Content starts

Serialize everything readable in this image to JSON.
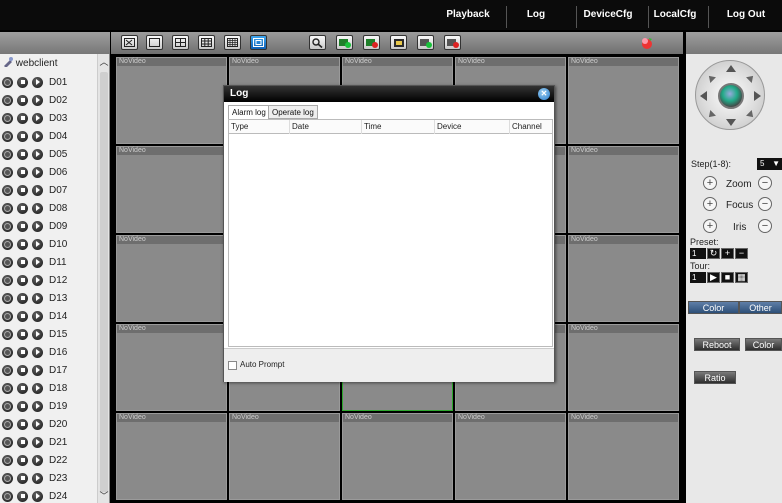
{
  "menu": {
    "items": [
      "Playback",
      "Log",
      "DeviceCfg",
      "LocalCfg",
      "Log Out"
    ]
  },
  "devices": {
    "root": "webclient",
    "items": [
      "D01",
      "D02",
      "D03",
      "D04",
      "D05",
      "D06",
      "D07",
      "D08",
      "D09",
      "D10",
      "D11",
      "D12",
      "D13",
      "D14",
      "D15",
      "D16",
      "D17",
      "D18",
      "D19",
      "D20",
      "D21",
      "D22",
      "D23",
      "D24"
    ]
  },
  "grid": {
    "cell_label": "NoVideo"
  },
  "ptz": {
    "step_label": "Step(1-8):",
    "step_value": "5",
    "zoom_label": "Zoom",
    "focus_label": "Focus",
    "iris_label": "Iris",
    "preset_label": "Preset:",
    "preset_value": "1",
    "tour_label": "Tour:",
    "tour_value": "1",
    "color_tab": "Color",
    "other_tab": "Other",
    "reboot_label": "Reboot",
    "color_label": "Color",
    "ratio_label": "Ratio"
  },
  "log_dialog": {
    "title": "Log",
    "tabs": [
      "Alarm log",
      "Operate log"
    ],
    "columns": [
      "Type",
      "Date",
      "Time",
      "Device",
      "Channel"
    ],
    "auto_prompt": "Auto Prompt"
  },
  "colors": {
    "accent": "#2a7fd0",
    "selected_cell": "#2ea82e"
  }
}
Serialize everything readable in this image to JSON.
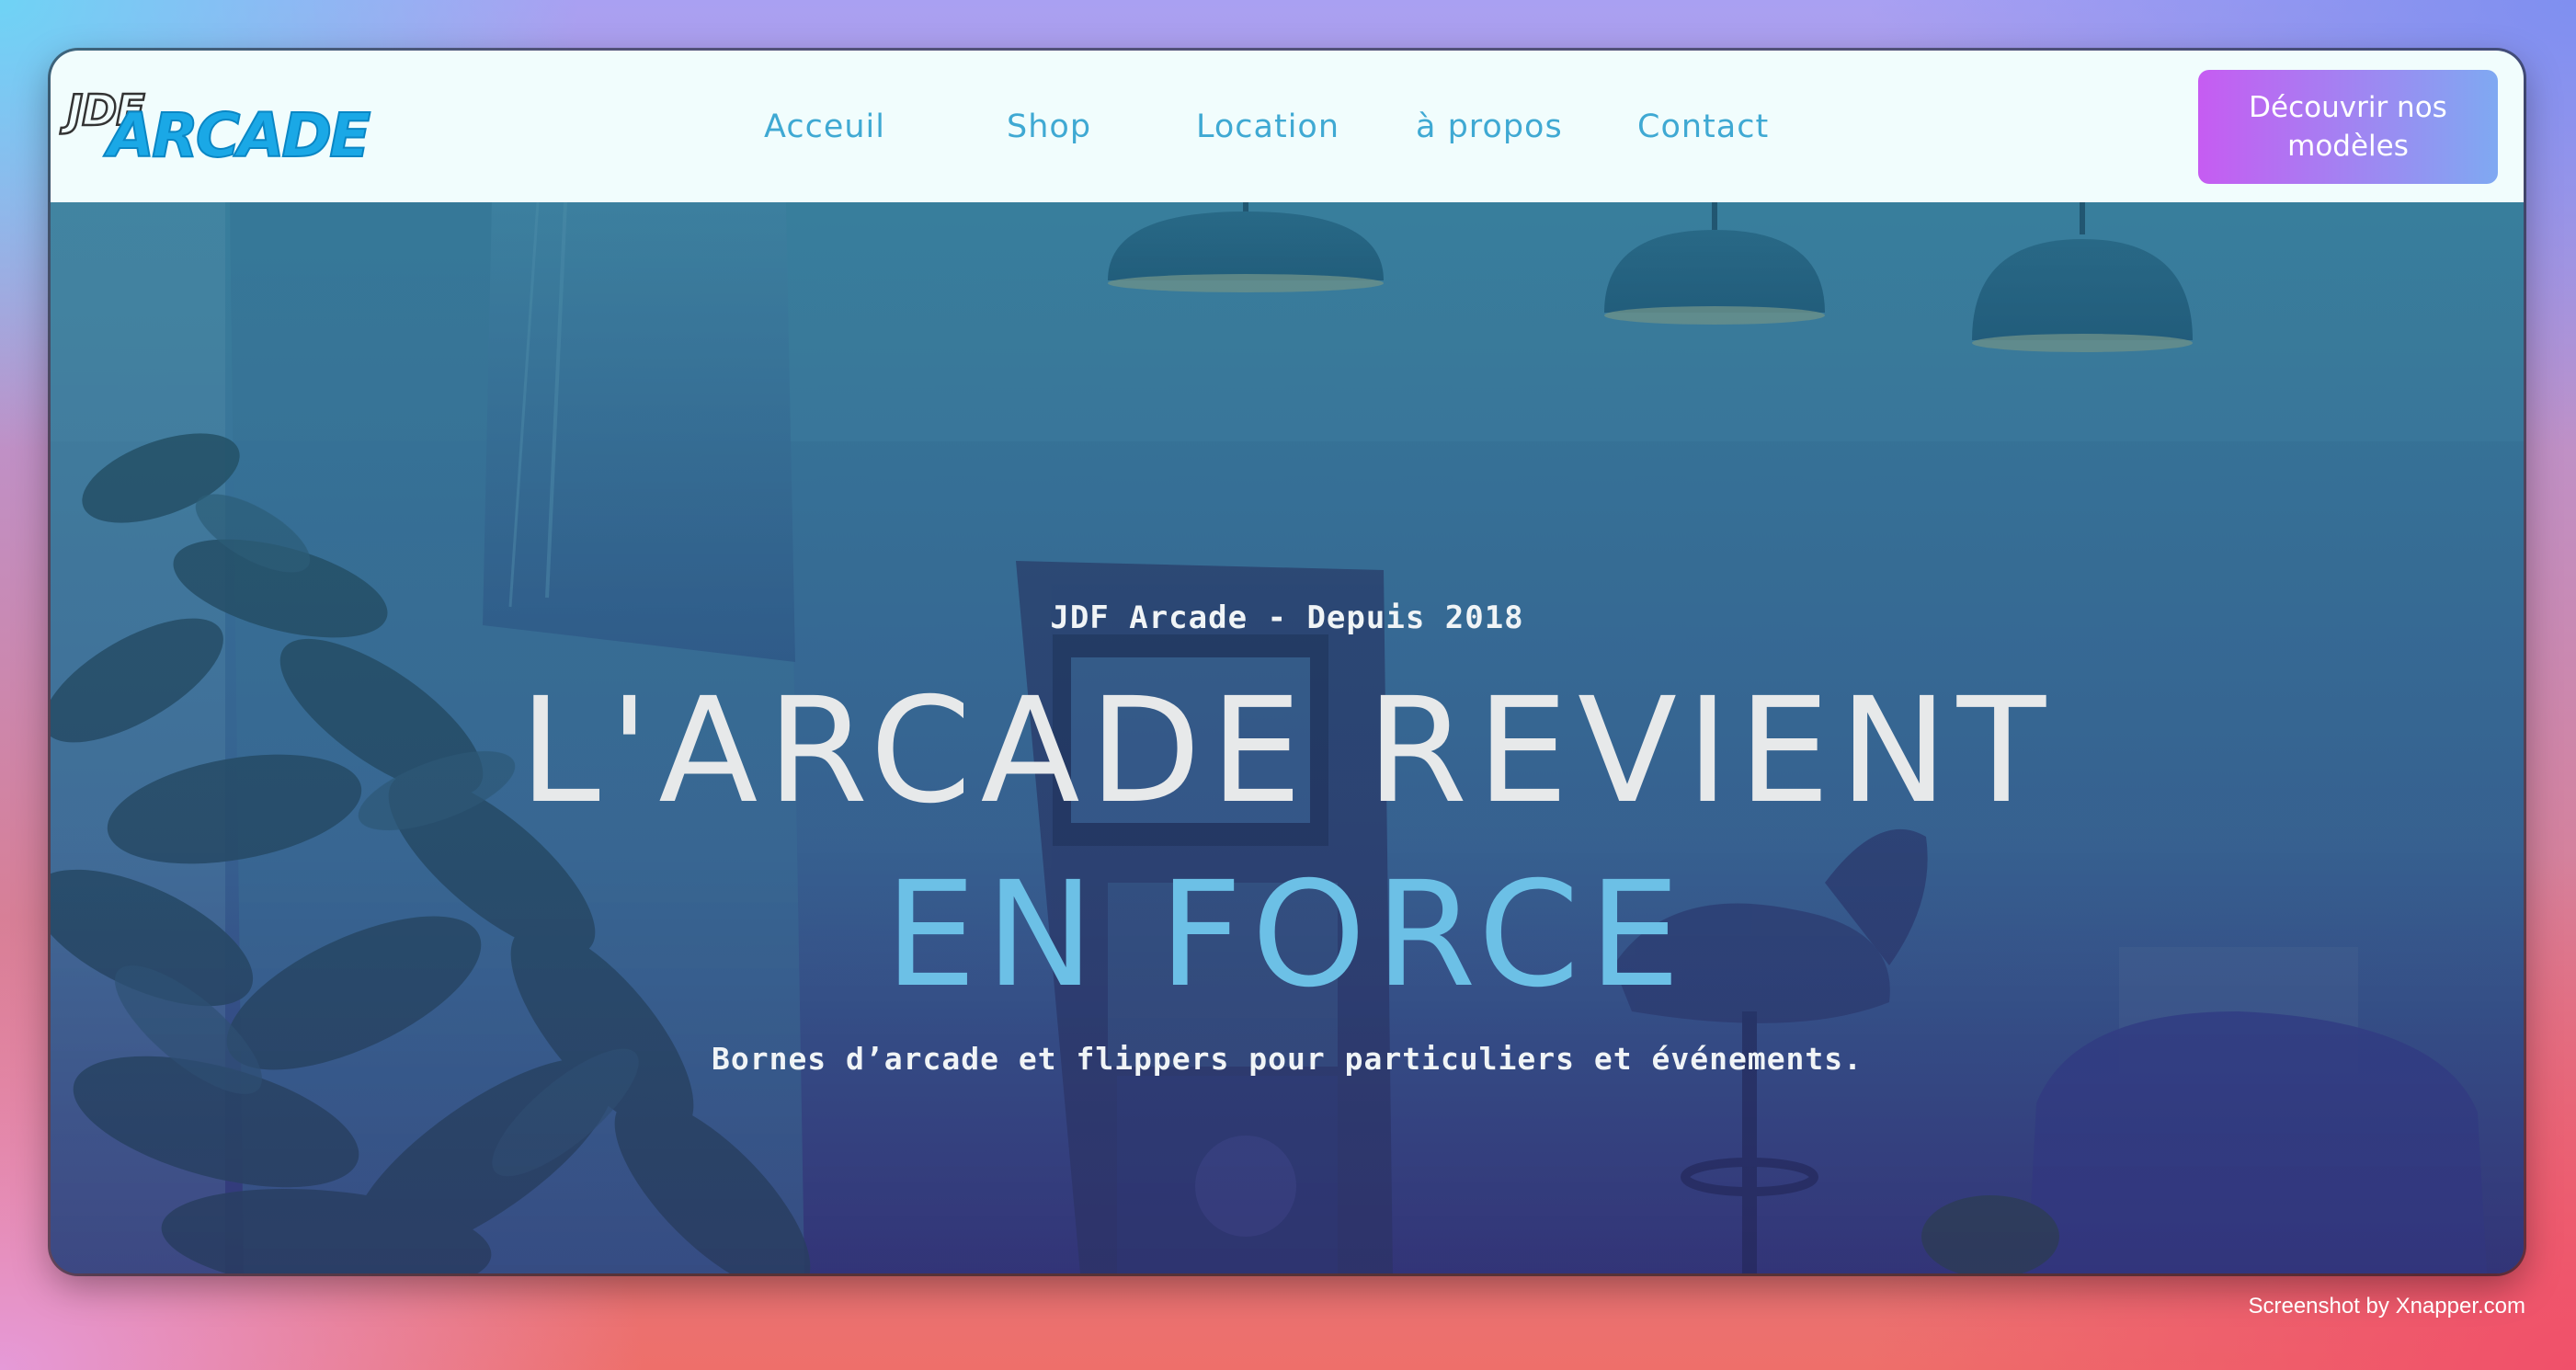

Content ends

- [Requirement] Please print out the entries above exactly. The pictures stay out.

- [Output below]
Serialize everything readable in this image to JSON.
{
  "menu": {
    "items": [
      "Playback",
      "Log",
      "DeviceCfg",
      "LocalCfg",
      "Log Out"
    ]
  },
  "devices": {
    "root": "webclient",
    "items": [
      "D01",
      "D02",
      "D03",
      "D04",
      "D05",
      "D06",
      "D07",
      "D08",
      "D09",
      "D10",
      "D11",
      "D12",
      "D13",
      "D14",
      "D15",
      "D16",
      "D17",
      "D18",
      "D19",
      "D20",
      "D21",
      "D22",
      "D23",
      "D24"
    ]
  },
  "grid": {
    "cell_label": "NoVideo"
  },
  "ptz": {
    "step_label": "Step(1-8):",
    "step_value": "5",
    "zoom_label": "Zoom",
    "focus_label": "Focus",
    "iris_label": "Iris",
    "preset_label": "Preset:",
    "preset_value": "1",
    "tour_label": "Tour:",
    "tour_value": "1",
    "color_tab": "Color",
    "other_tab": "Other",
    "reboot_label": "Reboot",
    "color_label": "Color",
    "ratio_label": "Ratio"
  },
  "log_dialog": {
    "title": "Log",
    "tabs": [
      "Alarm log",
      "Operate log"
    ],
    "columns": [
      "Type",
      "Date",
      "Time",
      "Device",
      "Channel"
    ],
    "auto_prompt": "Auto Prompt"
  },
  "colors": {
    "accent": "#2a7fd0",
    "selected_cell": "#2ea82e"
  }
}
Serialize everything readable in this image to JSON.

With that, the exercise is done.